Share Email Print

Proceedings Paper

DeepDyeDrop: an image-based approach to quantify the phenotypic response of cancer cells to therapeutics (Conference Presentation)
Author(s): Marc Hafner; Caitlin E. Mills; Luca Gerosa; Mirra Chung; Mario Niepel; Peter K. Sorger

Paper Abstract
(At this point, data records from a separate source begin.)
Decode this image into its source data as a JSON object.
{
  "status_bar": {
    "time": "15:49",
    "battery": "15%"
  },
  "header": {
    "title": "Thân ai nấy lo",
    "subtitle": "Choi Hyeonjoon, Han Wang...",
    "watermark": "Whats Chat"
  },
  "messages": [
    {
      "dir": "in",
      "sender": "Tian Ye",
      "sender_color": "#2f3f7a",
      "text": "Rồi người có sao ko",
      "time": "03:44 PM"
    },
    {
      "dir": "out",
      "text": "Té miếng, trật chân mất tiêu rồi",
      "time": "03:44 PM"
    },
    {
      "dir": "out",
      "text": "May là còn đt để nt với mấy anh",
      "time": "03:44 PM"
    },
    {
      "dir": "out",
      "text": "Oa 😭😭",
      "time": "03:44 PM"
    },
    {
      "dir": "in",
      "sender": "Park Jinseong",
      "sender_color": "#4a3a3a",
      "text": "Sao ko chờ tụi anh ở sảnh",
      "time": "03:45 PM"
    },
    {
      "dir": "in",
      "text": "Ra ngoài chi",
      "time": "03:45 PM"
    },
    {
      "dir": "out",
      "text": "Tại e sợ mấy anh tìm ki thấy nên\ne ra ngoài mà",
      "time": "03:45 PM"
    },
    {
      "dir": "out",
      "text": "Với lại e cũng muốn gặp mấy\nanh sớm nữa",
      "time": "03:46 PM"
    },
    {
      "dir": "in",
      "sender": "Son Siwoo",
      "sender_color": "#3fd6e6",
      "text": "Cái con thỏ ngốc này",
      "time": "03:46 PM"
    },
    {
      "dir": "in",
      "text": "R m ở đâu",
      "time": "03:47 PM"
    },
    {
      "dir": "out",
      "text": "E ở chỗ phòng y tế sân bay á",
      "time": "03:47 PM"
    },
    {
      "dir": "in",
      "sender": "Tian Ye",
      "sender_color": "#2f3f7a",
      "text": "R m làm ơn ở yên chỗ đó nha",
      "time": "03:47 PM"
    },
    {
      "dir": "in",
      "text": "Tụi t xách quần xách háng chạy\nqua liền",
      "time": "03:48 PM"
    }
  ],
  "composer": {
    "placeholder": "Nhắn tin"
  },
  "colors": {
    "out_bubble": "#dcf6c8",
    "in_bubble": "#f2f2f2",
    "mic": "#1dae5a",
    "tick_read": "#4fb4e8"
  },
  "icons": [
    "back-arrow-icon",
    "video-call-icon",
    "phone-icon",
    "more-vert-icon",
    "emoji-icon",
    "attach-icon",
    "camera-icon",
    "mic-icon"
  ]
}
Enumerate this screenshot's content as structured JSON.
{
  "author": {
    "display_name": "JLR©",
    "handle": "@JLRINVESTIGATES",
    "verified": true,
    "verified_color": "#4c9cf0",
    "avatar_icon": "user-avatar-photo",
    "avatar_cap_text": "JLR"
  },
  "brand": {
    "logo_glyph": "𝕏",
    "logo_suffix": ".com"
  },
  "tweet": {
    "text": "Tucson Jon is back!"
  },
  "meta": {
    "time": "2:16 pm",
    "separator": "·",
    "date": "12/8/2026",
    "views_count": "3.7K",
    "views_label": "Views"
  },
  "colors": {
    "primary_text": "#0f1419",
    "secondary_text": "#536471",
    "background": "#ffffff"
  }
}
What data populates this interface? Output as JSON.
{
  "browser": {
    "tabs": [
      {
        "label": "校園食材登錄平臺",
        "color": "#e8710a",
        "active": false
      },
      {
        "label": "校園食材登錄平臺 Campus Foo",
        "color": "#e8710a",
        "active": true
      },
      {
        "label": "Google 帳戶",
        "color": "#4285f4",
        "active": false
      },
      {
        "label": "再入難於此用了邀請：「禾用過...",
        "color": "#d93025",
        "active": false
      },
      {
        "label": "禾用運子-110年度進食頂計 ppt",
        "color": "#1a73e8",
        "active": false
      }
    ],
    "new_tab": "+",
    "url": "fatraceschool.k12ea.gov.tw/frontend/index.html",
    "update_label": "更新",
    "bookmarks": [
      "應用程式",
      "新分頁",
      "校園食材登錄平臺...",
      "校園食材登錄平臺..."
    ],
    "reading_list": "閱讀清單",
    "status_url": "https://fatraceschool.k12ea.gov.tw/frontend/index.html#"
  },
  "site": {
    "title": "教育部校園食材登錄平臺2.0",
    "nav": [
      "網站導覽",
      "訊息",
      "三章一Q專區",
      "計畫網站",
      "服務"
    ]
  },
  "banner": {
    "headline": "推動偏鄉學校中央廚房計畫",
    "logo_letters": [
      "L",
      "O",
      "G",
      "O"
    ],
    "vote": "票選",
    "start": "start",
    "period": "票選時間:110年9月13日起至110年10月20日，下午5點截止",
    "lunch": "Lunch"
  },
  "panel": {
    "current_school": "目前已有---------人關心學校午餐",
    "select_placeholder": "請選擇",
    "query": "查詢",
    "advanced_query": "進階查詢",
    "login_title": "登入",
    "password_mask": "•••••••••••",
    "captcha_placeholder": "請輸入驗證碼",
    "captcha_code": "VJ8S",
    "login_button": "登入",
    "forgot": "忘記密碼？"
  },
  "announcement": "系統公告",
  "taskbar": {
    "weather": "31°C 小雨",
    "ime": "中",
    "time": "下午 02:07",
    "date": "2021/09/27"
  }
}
Accurate measurement of the response of cancer cells to therapeutic agents is confounded by many variables. Lysate-based assays such as CellTiter-Glo® (CTG) are commonly used but rely on a surrogate of cell number (ATP in the case of CTG) and provide limited information on the phenotypic response to treatment. To characterize drug response at a single-cell level, we developed the DeepDyeDrop assay, a high throughput minimally disruptive microscopy-based assay. In brief, the assay involves plating cells in 384-well plates, delivering treatments of interest, and staining and fixing the treated plates at an appropriate time point. Nuclei are stained with Hoechst, dead cells with a membrane impermeable LIVE/DEAD (LDR) dye, cells progressing through S phase of the cell cycle with EdU, and cells in mitosis with a conjugated phospho-histone H3 (pH3) antibody. Images are acquired with a Perkin Elmer Operetta microscope, nuclei are segmented based on the Hoechst signal, and the intensity of all signals within the nuclear area are measured. After segmentation, we first identify dead cells based on the Hoechst and LDR signals. The remaining live cells are then assigned to the phases of the cell cycle based on their DNA content, and EdU and pH3 intensities. To quantify the differences among treatments, we relied on normalized growth rate inhibition (GR) metrics, which allow for the comparison of cell lines with variable division rates. We added new theoretical framework to the standard GR metrics to account for differential responses within a treated population of cells to independently score the contributions of the cytostatic and cytotoxic components to the overall response. By conducting the assay on a panel of breast cancer cell lines treated with a library of kinase inhibitors, we observed a wide range of responses that reflect drug mechanisms of action.

Paper Details

Date Published: 14 March 2018
Proc. SPIE 10475, Visualizing and Quantifying Drug Distribution in Tissue II, 104750E (14 March 2018); doi: 10.1117/12.2293204
Show Author Affiliations
Marc Hafner, Harvard Medical School (United States)
Caitlin E. Mills, Harvard Medical School (United States)
Luca Gerosa, Harvard Medical School (United States)
Mirra Chung, Harvard Medical School (United States)
Mario Niepel, Harvard Medical School (United States)
Peter K. Sorger, Harvard Medical School (United States)

Published in SPIE Proceedings Vol. 10475:
Visualizing and Quantifying Drug Distribution in Tissue II
Kin Foong Chan; Conor L. Evans, Editor(s)

© SPIE. Terms of Use
Back to Top